Taking this into account, the narratives of the poor widow's contribution and prediction of temple destruction are strongly related to unjust taxation. The traditional interpretation of the window’s story sees her as the antithesis of the scribes. She demonstrates true piety, unlike the scribes who show fake piety. Reading her story in its context, we come up with a different interpretation. Jesus condemns scribes before he notices the poor widow.

38 As he taught, he said, “Beware of the scribes, who like to walk around in long robes, and to be greeted with respect in the marketplaces, 39 and to have the best seats in the synagogues and places of honor at banquets! 40 They devour widows’ houses and for the sake of appearance say long prayers. They will receive the greater condemnation” (Mark 12:38-40).

Immediately Mark narrates the poor women’s story. Jesus criticizes the unjust priests and scribes who establish a temple system that routinely oppresses the poor and widows. The system manipulated the poor widow to give money to the temple. Priests and scribes do so along of the guise of piety. The widow put into the offering box two tiny coins, which are worth a penny. Jesus does not prise the poor woman for being generous, but he laments her. “The story is not so much appalled the window’s generosity as a corrupt religious system that asks of her all she has to live on.”

The evangelist Mark narrates that as Jesus comes out of the temple following the episode of the poor widow, one of his disciples said to him, “Look, Teacher, what large stones and what large buildings!” (Mark 13:1). Jesus is not impressed by the temple structure. For Jesus, the temple represents a corrupt and oppressive system. So, Jesus predicts its destruction in 70 CE. The temple that steals the poor of their all they have to live on in the name of piety and religion. Consequently, it does not deserve to survive. The temple must fall down.

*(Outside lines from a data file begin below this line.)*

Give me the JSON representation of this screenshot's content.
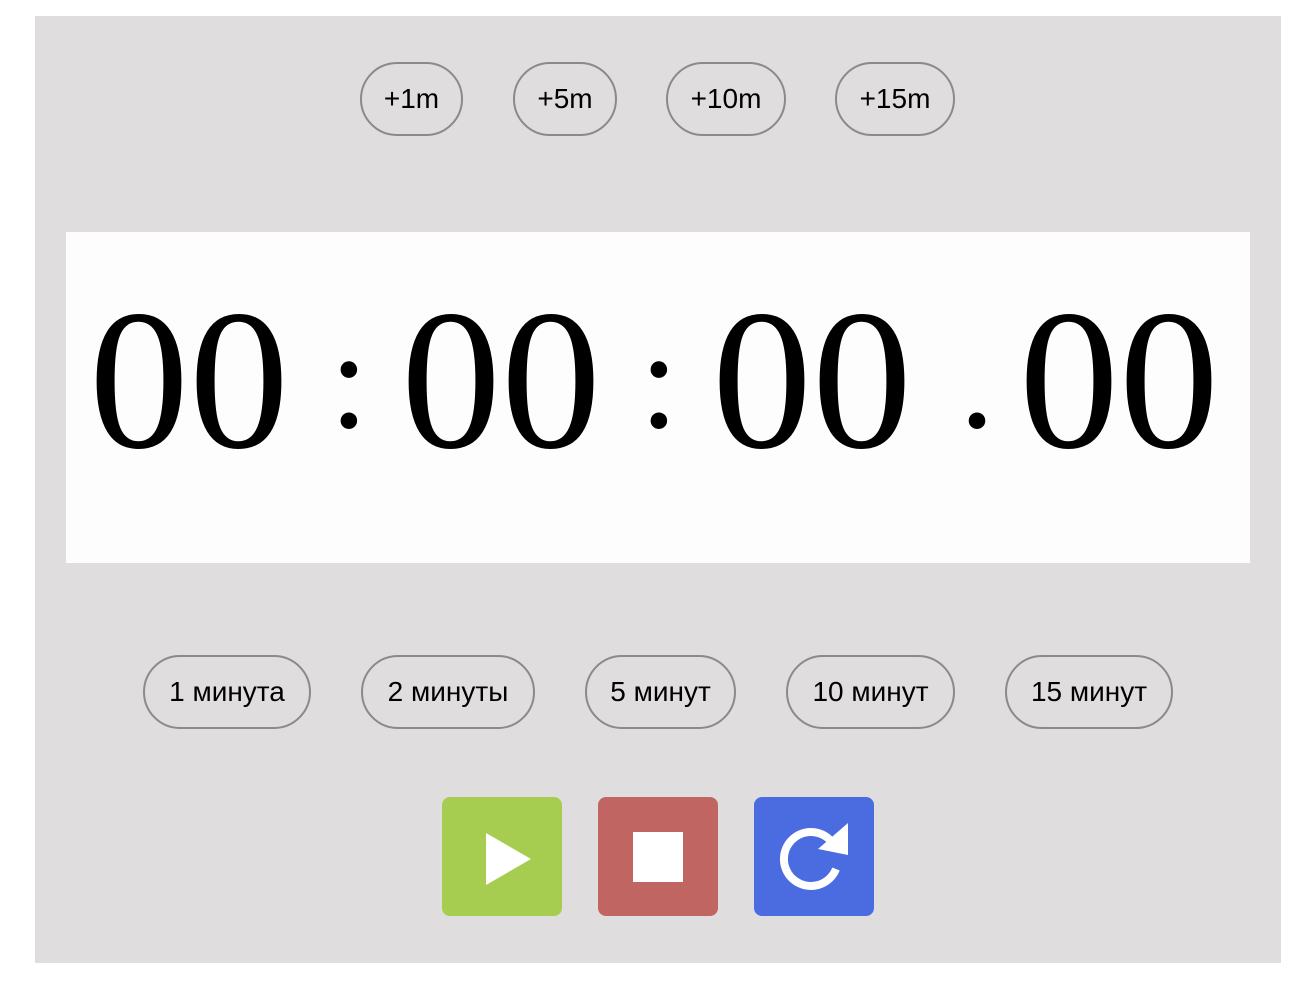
{
  "add_buttons": [
    {
      "label": "+1m"
    },
    {
      "label": "+5m"
    },
    {
      "label": "+10m"
    },
    {
      "label": "+15m"
    }
  ],
  "timer": {
    "hours": "00",
    "minutes": "00",
    "seconds": "00",
    "hundredths": "00",
    "sep_hm": ":",
    "sep_ms": ":",
    "sep_cs": "."
  },
  "presets": [
    {
      "label": "1 минута"
    },
    {
      "label": "2 минуты"
    },
    {
      "label": "5 минут"
    },
    {
      "label": "10 минут"
    },
    {
      "label": "15 минут"
    }
  ],
  "controls": {
    "play": {
      "icon": "play-icon",
      "color": "#a6cd50"
    },
    "stop": {
      "icon": "stop-icon",
      "color": "#c06561"
    },
    "reset": {
      "icon": "refresh-icon",
      "color": "#4a6ce0"
    }
  }
}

Joel Marcus summarizes the text. “ That [the] institution is barren, corrupt, and headed for judgment and ruin… so whatever is contributed to it is at best a waste and at worst a prop for a rotten, oppressive and doomed system.” [1] In other words, the temple exploits the poor and consequently, the temple deserves destruction. The widow's story is a condemnation of the temple. Every unjust system or every systemic sin is doomed to destruction. Any corrupt system that exploits the poor and the marginalized is doomed to destruction.

Systemic sin is deeply rooted in our society and every society. How many of you have to postpone your health treatment because you cannot afford it? How many are health insurance companies robbing their customers? They take their money and offer them little. It is shocking to see many seniors are living on fixed incomes that often force them to choose between paying for health care or buying groceries. You know that getting sick or become disabled put you at risk to lose your life savings. This corrupt system must fall down.

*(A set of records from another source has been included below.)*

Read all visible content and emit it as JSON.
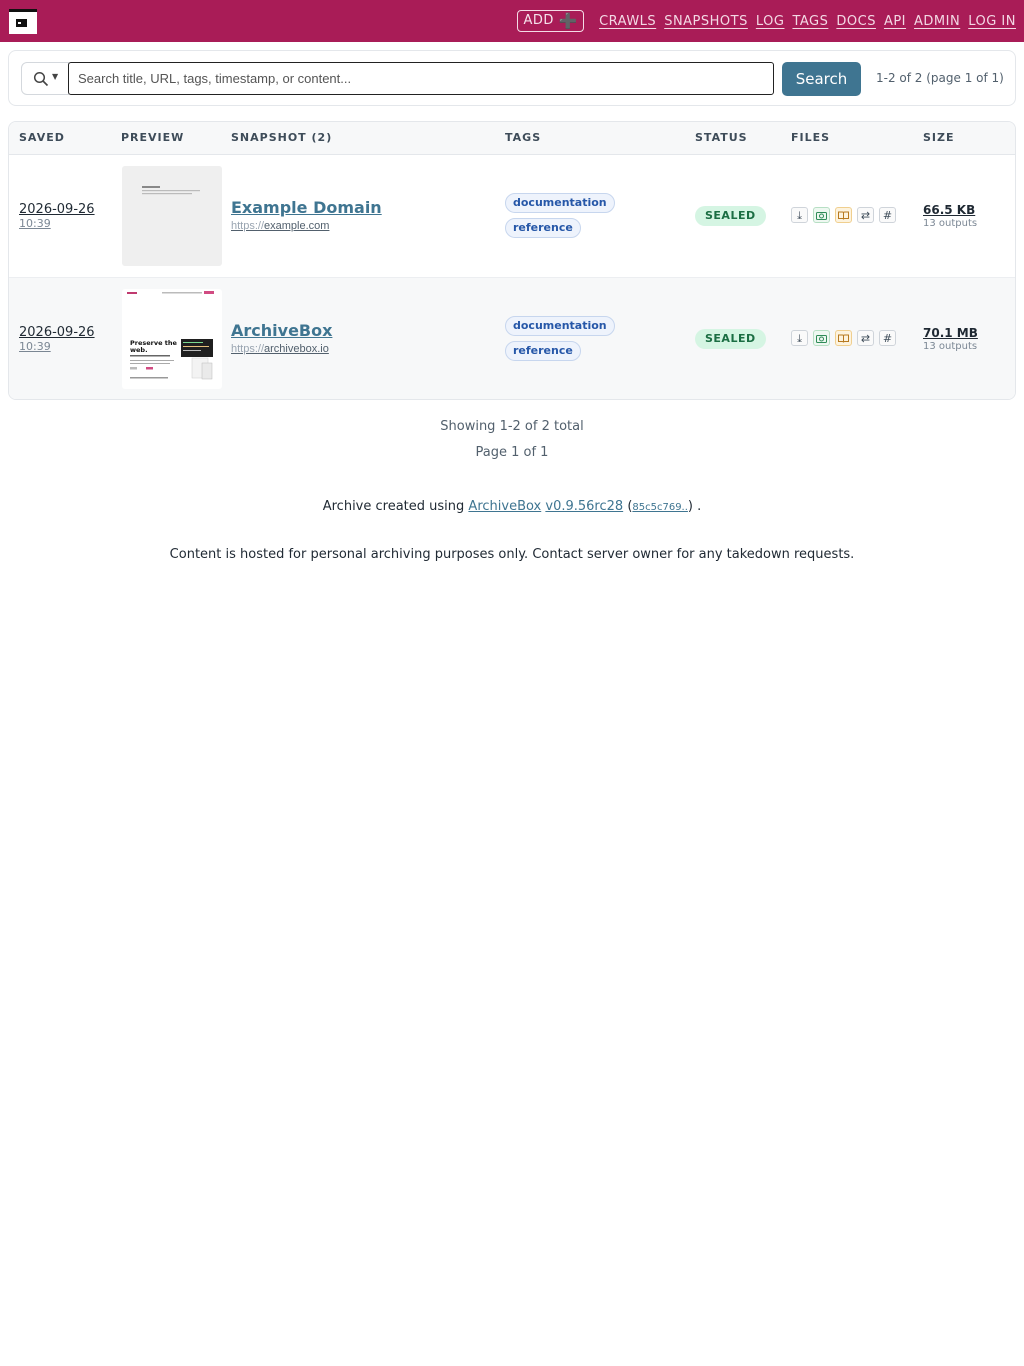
{
  "header": {
    "logo_icon": "archive-box-icon",
    "add_label": "ADD",
    "add_icon": "➕",
    "nav": [
      "CRAWLS",
      "SNAPSHOTS",
      "LOG",
      "TAGS",
      "DOCS",
      "API",
      "ADMIN",
      "LOG IN"
    ]
  },
  "search": {
    "mode_icon": "search-icon",
    "placeholder": "Search title, URL, tags, timestamp, or content...",
    "button_label": "Search",
    "count": "1-2 of 2 (page 1 of 1)"
  },
  "table": {
    "headers": [
      "SAVED",
      "PREVIEW",
      "SNAPSHOT (2)",
      "TAGS",
      "STATUS",
      "FILES",
      "SIZE"
    ],
    "rows": [
      {
        "date": "2026-09-26",
        "time": "10:39",
        "title": "Example Domain",
        "url_scheme": "https://",
        "url_host": "example.com",
        "tags": [
          "documentation",
          "reference"
        ],
        "status": "SEALED",
        "size": "66.5 KB",
        "outputs": "13 outputs"
      },
      {
        "date": "2026-09-26",
        "time": "10:39",
        "title": "ArchiveBox",
        "url_scheme": "https://",
        "url_host": "archivebox.io",
        "tags": [
          "documentation",
          "reference"
        ],
        "status": "SEALED",
        "size": "70.1 MB",
        "outputs": "13 outputs",
        "preview_text": [
          "Preserve the",
          "web."
        ]
      }
    ],
    "file_icons": [
      "download-icon",
      "camera-icon",
      "book-icon",
      "arrows-swap-icon",
      "hash-icon"
    ]
  },
  "footer": {
    "showing": "Showing 1-2 of 2 total",
    "page": "Page 1 of 1",
    "credit_prefix": "Archive created using",
    "archivebox_link": "ArchiveBox",
    "version": "v0.9.56rc28",
    "open_paren": "(",
    "commit": "85c5c769..",
    "close_paren": ") .",
    "notice": "Content is hosted for personal archiving purposes only. Contact server owner for any takedown requests."
  },
  "colors": {
    "header_bg": "#a91c57",
    "accent": "#3f7591",
    "status_bg": "#d5f5e3",
    "status_text": "#1b6e43"
  }
}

Any corrupt system that punishes the poor and rewards the rich, or marginalizes the elderly and favors the young is doomed to destruction. A corrupt system that discriminates against race, gender, age and people with disability is doomed to destruction.

We do not need to wait for the Romans to destroy the systematic sin in our society. Christians are responsible for transforming their society and for working to advance the Kingdom of God. Jesus does not want us to wait for him to come back to change our world. This work falls on you and me. We are called to challenge systemic sin that traps people in poverty, isolation, and sickness. We cannot do this work alone.

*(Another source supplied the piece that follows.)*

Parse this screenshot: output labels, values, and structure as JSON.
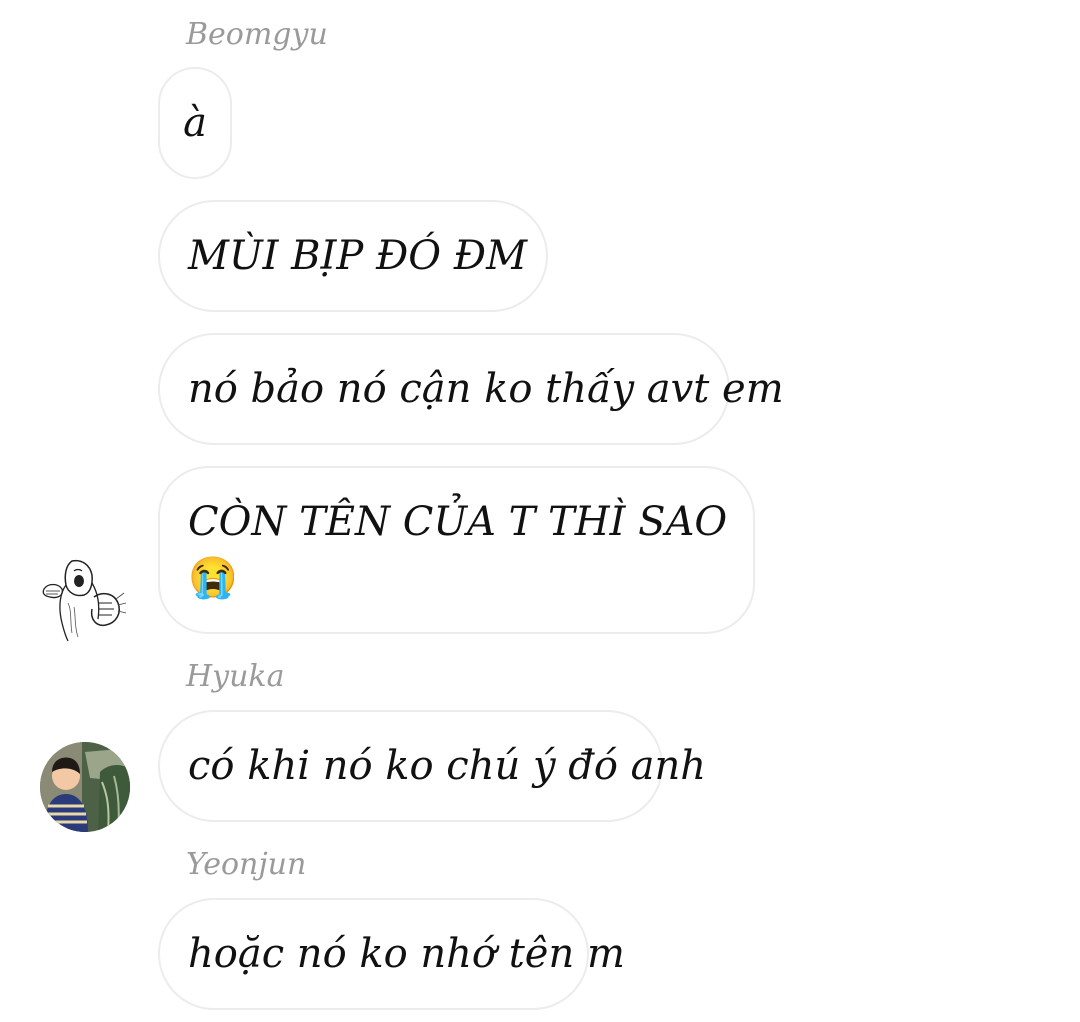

For this reason, we need to hold on our faith, and Jesus promises to be with us. He promises you to walk with you. The Holy Spirit inspires and leads you to transform your world. Jesus will be a very present help to you. He will guide you through any challenging circumstance. “You don’t have to fear, wonder, or worry about your situation because God will be faithful to you.”

Jesus wants to walk with you on your journey through life and help you to challenge the oppressive system that makes your life difficult. The promise Jesus makes to you is his continued presence through the Holy Spirit that gives you comfort and strength in any tough circumstances.

 

[1] Joel Marcus, Mark 8-16: A New Translation with Introduction and Commentary (New Haven: Yale University Press, 2009), 861.